• _TASK GOAL_:
Examine the entries and show every line in which the word "AaBbCcDd" is found.
==========
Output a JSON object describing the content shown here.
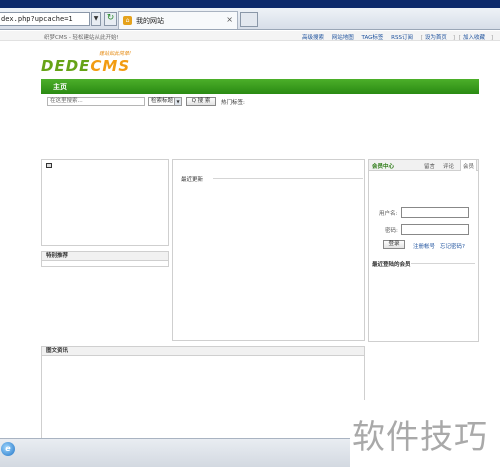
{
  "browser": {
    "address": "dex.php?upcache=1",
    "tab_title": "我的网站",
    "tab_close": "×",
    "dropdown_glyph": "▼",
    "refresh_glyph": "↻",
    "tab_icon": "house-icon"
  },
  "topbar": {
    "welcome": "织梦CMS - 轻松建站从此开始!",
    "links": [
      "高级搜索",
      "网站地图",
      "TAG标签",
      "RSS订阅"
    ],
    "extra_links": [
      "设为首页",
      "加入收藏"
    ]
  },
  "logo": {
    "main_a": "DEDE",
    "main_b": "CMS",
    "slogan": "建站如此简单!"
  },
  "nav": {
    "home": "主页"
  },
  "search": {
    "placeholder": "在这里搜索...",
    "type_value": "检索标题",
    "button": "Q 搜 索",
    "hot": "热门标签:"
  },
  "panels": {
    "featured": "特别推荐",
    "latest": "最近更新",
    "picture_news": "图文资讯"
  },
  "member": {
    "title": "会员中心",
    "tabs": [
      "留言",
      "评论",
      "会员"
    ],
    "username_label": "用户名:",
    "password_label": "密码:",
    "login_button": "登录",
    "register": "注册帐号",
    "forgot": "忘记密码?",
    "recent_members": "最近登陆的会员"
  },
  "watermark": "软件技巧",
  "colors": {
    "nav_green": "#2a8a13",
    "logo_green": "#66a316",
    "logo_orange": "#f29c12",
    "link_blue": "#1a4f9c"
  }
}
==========
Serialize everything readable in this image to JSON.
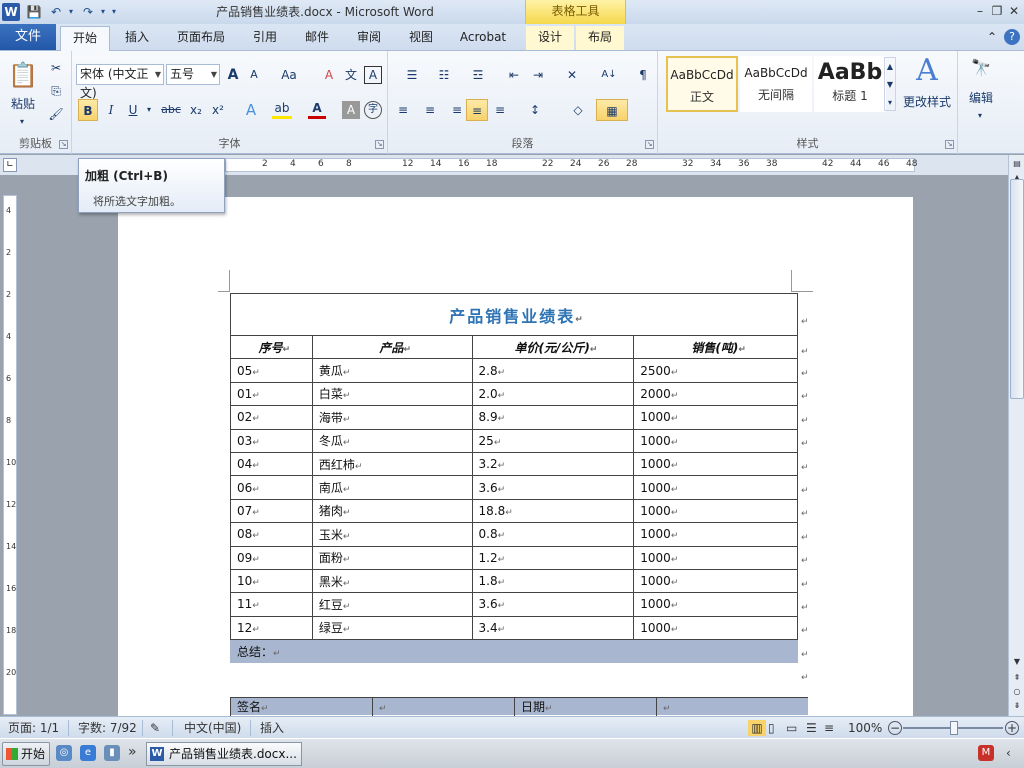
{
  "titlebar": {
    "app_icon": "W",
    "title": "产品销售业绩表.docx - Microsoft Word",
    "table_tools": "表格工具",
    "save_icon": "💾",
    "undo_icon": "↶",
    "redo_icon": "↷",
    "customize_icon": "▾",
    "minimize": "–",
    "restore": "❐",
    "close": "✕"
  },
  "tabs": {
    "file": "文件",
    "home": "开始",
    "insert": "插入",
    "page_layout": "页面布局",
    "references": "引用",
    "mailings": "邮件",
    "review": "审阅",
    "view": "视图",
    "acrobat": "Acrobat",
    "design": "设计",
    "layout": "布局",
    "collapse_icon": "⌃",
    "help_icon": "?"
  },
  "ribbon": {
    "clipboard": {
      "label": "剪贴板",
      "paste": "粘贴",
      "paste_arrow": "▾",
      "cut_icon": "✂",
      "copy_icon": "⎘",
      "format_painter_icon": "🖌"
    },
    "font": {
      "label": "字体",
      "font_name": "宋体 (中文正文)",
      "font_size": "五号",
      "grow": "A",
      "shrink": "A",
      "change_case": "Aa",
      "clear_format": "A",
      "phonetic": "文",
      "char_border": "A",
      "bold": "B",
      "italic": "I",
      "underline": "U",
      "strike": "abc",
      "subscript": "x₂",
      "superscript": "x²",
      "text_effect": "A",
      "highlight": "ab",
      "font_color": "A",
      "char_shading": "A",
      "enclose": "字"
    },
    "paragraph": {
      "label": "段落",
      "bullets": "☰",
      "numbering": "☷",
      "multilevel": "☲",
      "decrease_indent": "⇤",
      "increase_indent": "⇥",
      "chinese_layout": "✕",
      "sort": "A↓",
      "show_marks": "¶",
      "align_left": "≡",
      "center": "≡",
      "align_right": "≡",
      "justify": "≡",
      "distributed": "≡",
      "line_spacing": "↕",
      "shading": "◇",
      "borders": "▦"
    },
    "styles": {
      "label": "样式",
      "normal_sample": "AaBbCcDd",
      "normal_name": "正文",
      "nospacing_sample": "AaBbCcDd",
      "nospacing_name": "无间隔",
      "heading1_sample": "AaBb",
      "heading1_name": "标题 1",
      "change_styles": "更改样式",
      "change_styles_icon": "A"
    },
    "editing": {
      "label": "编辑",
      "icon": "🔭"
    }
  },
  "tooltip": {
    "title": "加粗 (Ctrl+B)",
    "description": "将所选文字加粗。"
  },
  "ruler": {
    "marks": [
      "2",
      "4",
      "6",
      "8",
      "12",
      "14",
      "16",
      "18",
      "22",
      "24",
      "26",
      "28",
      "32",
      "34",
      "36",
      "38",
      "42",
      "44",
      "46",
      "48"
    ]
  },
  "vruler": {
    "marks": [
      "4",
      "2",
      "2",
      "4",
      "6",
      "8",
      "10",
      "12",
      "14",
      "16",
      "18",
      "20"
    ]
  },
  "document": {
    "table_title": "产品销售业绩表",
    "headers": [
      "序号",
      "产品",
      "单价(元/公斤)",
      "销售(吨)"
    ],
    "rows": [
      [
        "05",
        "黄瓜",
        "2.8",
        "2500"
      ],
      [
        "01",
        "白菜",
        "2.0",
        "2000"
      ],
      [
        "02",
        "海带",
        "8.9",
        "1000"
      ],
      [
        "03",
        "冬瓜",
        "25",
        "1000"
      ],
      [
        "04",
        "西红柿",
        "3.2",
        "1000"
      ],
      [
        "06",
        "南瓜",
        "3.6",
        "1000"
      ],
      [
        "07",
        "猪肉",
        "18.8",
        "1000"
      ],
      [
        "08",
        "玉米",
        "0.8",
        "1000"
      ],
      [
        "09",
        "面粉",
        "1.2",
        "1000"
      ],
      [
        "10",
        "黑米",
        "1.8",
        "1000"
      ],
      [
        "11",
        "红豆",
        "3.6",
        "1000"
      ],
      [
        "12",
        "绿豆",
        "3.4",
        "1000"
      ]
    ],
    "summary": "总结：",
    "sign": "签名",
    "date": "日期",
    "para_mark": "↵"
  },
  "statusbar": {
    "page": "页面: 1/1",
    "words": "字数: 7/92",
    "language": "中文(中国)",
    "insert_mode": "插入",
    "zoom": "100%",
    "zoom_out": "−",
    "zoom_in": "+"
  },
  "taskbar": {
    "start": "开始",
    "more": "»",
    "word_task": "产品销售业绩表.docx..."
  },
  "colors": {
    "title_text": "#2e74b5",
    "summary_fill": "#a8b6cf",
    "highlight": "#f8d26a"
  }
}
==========
• _WRITTEN RESPONSE_:
      "normal_sample": "AaBbCcDd",
      "nospacing_sample": "AaBbCcDd",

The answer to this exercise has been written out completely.